> Directions for this task:
Below are records; give the number of their lines that hold the word "Statistics", and write nothing more.

Component data from apps and pages
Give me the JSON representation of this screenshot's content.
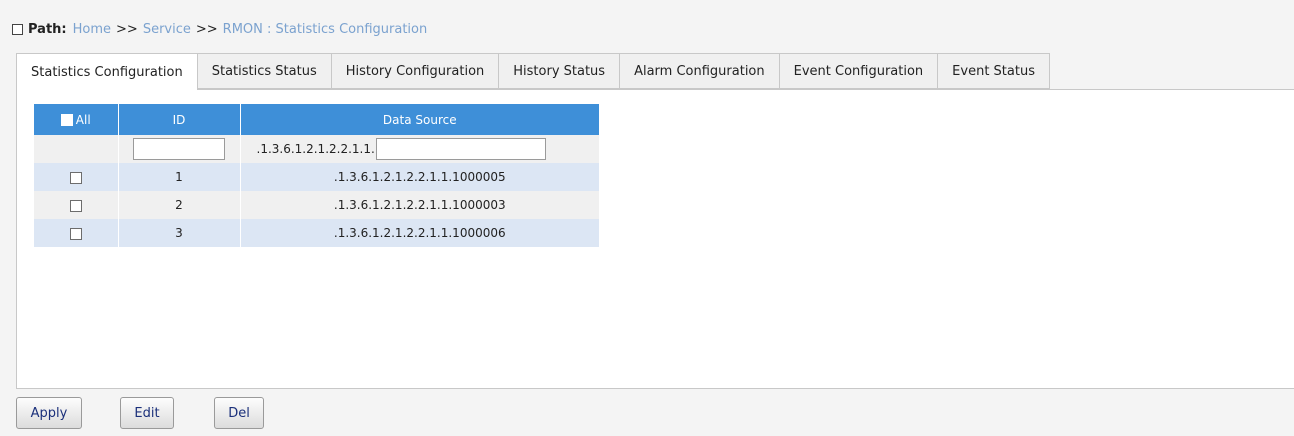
{
  "path": {
    "label": "Path:",
    "crumbs": [
      "Home",
      "Service",
      "RMON : Statistics Configuration"
    ],
    "separator": ">>"
  },
  "tabs": [
    {
      "label": "Statistics Configuration",
      "active": true
    },
    {
      "label": "Statistics Status",
      "active": false
    },
    {
      "label": "History Configuration",
      "active": false
    },
    {
      "label": "History Status",
      "active": false
    },
    {
      "label": "Alarm Configuration",
      "active": false
    },
    {
      "label": "Event Configuration",
      "active": false
    },
    {
      "label": "Event Status",
      "active": false
    }
  ],
  "table": {
    "headers": {
      "all": "All",
      "id": "ID",
      "data_source": "Data Source"
    },
    "input_row": {
      "id_value": "",
      "data_source_prefix": ".1.3.6.1.2.1.2.2.1.1.",
      "data_source_value": ""
    },
    "rows": [
      {
        "id": "1",
        "data_source": ".1.3.6.1.2.1.2.2.1.1.1000005",
        "checked": false
      },
      {
        "id": "2",
        "data_source": ".1.3.6.1.2.1.2.2.1.1.1000003",
        "checked": false
      },
      {
        "id": "3",
        "data_source": ".1.3.6.1.2.1.2.2.1.1.1000006",
        "checked": false
      }
    ]
  },
  "buttons": {
    "apply": "Apply",
    "edit": "Edit",
    "del": "Del"
  },
  "colors": {
    "header_bg": "#3e8fd8",
    "row_highlight": "#dce6f4",
    "link": "#7ba2cf"
  }
}
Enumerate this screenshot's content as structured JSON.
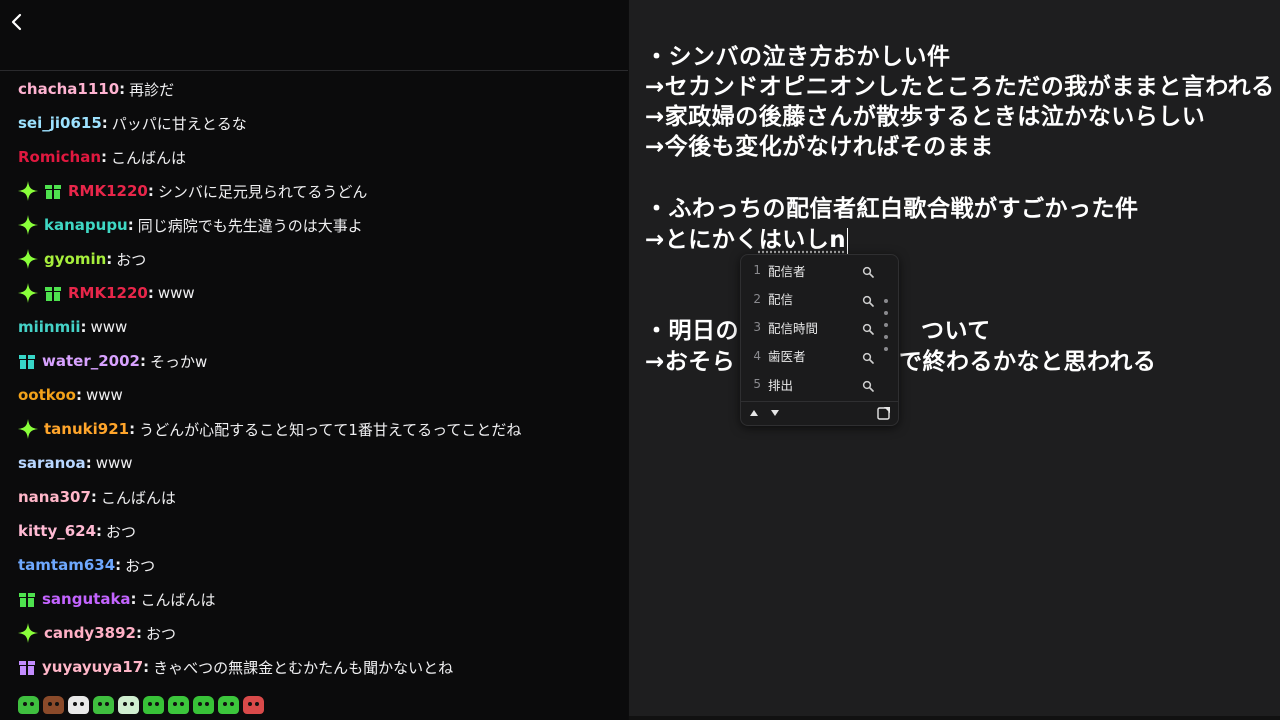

> Result of the task:
3